British MPs have decided to open an investigation targeting Boris Johnson over the so-called "partygate" scandal, to find out whether he knowingly misled Parliament about illegal social events held on government property during coronavirus lockdowns.
The move will be seen as a major test of trust in the prime minister, and if the inquiry finds that he lied, the pressure will only grow for him to respond in the traditional manner and resign.
It follows a police fine Johnson received last week for attending a birthday celebration in his office in June 2020 in violation of lockdown rules.
An investigation was approved by parliamentarians without a formal vote due to the lack of opposition, and will now be carried out by Parliament’s Committee of Privileges**.**
This happened despite the Conservative majority in parliament, as many ruling party lawmakers are uneasy about Johnson's behaviour. The government abandoned efforts to block the move by the Labour opposition to instigate the probe.
The move sought to uphold “the simple principle that honesty, integrity and telling the truth matter in our politics,” Labour leader Keir Starmer said. “But it is a principle under attack.”
The prime minister's grip on power has been shaken by claims he flouted the pandemic rules he imposed on the country, then repeatedly failed to own up to it.
Johnson was fined £50 (€60) for attending his own birthday party in his office, when people in Britain were barred from meeting up with friends and family, or even visiting dying relatives.
He is the first British prime minister ever found to have broken the law while in office.
Johnson denied he knowingly broke the rules, but his shifting responses have drawn derision and outrage from opponents.
The prime minister's fate rests with the views of MPs on his own side. For the time being, the war in Ukraine has prevented critics from moving against Johnson at a time of international crisis -- but that may change after local elections in May if the Conservatives perform badly.
One veteran government backbencher, Steve Baker, who had backed Johnson until now, turned against him on Thursday, calling in parliament for him to go. "The prime minister should just know the gig's up," he said.
The Committee of Privileges probe will not start until twin police and civil-service investigations into “partygate” have concluded.

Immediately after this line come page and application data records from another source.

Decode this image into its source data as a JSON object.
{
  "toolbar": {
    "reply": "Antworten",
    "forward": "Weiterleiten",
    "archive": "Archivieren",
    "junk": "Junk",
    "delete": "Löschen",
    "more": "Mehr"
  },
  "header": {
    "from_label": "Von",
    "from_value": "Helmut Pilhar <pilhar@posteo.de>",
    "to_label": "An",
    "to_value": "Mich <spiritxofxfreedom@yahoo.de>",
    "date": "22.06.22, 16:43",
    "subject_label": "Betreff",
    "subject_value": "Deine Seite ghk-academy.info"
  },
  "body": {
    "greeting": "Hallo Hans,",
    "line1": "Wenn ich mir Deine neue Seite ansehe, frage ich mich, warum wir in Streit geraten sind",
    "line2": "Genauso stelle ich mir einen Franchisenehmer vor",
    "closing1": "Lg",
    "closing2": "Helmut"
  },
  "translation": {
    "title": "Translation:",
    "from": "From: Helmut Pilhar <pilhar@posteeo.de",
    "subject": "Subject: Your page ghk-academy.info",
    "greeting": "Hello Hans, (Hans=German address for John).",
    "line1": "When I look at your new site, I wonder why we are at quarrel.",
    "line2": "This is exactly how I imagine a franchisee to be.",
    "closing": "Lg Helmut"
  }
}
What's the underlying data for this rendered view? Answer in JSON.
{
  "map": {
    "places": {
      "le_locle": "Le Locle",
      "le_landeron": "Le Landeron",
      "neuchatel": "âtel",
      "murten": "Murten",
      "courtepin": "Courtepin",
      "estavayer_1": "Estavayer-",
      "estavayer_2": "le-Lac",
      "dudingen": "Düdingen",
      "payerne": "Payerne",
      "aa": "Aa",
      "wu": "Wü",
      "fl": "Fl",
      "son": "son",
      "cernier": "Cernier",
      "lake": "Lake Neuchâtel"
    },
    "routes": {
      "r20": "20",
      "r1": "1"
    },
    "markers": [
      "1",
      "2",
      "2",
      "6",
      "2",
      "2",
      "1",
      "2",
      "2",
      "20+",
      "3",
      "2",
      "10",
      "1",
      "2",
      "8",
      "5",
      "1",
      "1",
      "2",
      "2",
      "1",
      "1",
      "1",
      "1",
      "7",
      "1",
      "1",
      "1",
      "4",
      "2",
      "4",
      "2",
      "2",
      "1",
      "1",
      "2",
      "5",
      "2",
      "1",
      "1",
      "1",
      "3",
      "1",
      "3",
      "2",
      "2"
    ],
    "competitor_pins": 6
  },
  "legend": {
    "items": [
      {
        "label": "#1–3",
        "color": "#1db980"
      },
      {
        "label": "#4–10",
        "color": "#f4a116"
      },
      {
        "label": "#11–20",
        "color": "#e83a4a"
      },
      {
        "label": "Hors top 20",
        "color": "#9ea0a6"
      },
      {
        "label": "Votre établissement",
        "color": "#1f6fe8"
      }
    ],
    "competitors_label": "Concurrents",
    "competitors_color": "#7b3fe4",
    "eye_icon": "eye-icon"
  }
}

Boris Johnson was not present for the decision; he is in India on a two-day visit focused on boosting economic ties with the country.
The prime minister again denied knowingly misleading Parliament and insisted he would lead the Conservatives into the next national election, due in 2024.
“I have absolutely nothing, frankly, to hide,” he told Sky News from the western state of Gujarat. “I want to get on with the job that I was elected to do.”